Robert Collard was a farmer and Quaker.
He is listed in the Census of Norwich Township in 1851, 1861, 1871, and 1881.
In Land Registration Maps, 1857 it lists Robert Collard, Lot 11, Con. 6, South Half, and Lot 17, Con. 6. Census years 1842, 1845, 1848, 1850 and 1853.
Jarvis Thayer, son of Silas Thayer and Perley Pond, was born 24 Nov 1770 in Mendon, Worchester, Massachusetts. In the 1790s he came to Canada, settling in Gainsborough Twp., Lincoln County. In 1796 or 1797 he married Susannah Parker, daughter of UE Loyalist John Parker, Sr. and his wife Nancy Watson. Susannah was born in Pennsylvania c1779.
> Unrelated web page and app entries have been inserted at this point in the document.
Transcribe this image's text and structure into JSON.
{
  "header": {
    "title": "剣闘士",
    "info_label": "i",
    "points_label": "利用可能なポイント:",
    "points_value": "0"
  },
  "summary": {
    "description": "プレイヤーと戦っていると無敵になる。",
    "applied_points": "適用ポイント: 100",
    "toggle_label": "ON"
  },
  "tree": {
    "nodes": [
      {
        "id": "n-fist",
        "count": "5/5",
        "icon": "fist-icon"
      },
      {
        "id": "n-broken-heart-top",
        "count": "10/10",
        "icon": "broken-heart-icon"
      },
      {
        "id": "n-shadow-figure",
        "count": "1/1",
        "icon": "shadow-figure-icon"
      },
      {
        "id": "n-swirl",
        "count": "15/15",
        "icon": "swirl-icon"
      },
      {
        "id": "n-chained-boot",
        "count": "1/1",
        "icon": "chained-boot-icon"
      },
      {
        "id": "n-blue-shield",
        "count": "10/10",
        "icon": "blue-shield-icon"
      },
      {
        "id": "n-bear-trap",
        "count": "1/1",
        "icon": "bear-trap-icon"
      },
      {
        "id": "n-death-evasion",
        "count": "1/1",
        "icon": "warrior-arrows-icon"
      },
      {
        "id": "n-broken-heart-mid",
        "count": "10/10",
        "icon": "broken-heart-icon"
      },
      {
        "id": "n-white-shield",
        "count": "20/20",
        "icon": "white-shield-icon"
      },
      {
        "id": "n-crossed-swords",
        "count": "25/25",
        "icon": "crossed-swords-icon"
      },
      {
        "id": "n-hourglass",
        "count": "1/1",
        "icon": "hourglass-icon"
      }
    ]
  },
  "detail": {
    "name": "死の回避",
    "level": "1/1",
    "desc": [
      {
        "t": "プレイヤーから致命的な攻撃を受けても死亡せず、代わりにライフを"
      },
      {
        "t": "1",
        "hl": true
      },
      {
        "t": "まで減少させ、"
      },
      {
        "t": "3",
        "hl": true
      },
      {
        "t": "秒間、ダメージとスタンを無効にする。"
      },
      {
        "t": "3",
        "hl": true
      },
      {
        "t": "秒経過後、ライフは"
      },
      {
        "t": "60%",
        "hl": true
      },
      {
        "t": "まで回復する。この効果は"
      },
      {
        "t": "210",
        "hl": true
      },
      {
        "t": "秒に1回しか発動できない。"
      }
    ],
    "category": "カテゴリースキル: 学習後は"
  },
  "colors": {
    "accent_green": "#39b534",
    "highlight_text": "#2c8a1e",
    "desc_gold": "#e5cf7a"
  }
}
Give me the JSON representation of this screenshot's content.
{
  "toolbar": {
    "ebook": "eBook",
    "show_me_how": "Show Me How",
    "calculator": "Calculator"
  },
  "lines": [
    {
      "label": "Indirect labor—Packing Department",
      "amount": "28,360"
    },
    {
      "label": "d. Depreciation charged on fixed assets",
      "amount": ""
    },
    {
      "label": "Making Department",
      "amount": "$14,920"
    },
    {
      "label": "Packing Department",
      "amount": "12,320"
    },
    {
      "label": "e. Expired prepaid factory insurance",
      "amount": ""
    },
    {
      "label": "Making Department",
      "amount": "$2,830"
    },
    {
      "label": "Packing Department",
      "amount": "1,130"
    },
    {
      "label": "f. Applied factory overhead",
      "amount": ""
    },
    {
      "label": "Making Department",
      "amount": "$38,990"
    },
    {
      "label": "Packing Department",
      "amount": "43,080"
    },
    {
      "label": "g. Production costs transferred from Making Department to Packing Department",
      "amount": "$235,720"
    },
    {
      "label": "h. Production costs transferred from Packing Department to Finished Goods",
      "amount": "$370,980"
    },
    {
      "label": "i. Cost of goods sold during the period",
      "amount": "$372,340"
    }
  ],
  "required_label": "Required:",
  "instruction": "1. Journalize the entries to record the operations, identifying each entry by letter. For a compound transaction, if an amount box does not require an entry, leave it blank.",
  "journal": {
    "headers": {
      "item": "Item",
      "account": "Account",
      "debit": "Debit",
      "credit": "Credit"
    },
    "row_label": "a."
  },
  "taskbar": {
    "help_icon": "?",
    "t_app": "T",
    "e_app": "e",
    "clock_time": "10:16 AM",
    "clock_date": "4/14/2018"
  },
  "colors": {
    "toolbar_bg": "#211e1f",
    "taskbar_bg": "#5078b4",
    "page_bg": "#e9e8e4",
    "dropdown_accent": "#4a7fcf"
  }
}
Jesse Page was born the 30 August 1771 in Goochland, Virginia, the son of Joseph Page and Mary Robbins. He was the eldest son, but second of five children born to Joseph and Mary. At some point, Jesse emigrated to Wainfleet Twp., Welland County where he met and married Elizabeth Parker on the 20 February 1810. Elizabeth was born the 2 Jan 1776 in Northumberland County, Pennsylvania. Jesse and Elizabeth were members of the Society of Friends and became one of the original families who followed Jonathan Doan to Yarmouth Twp., Elgin County when the Quaker colony was being established there.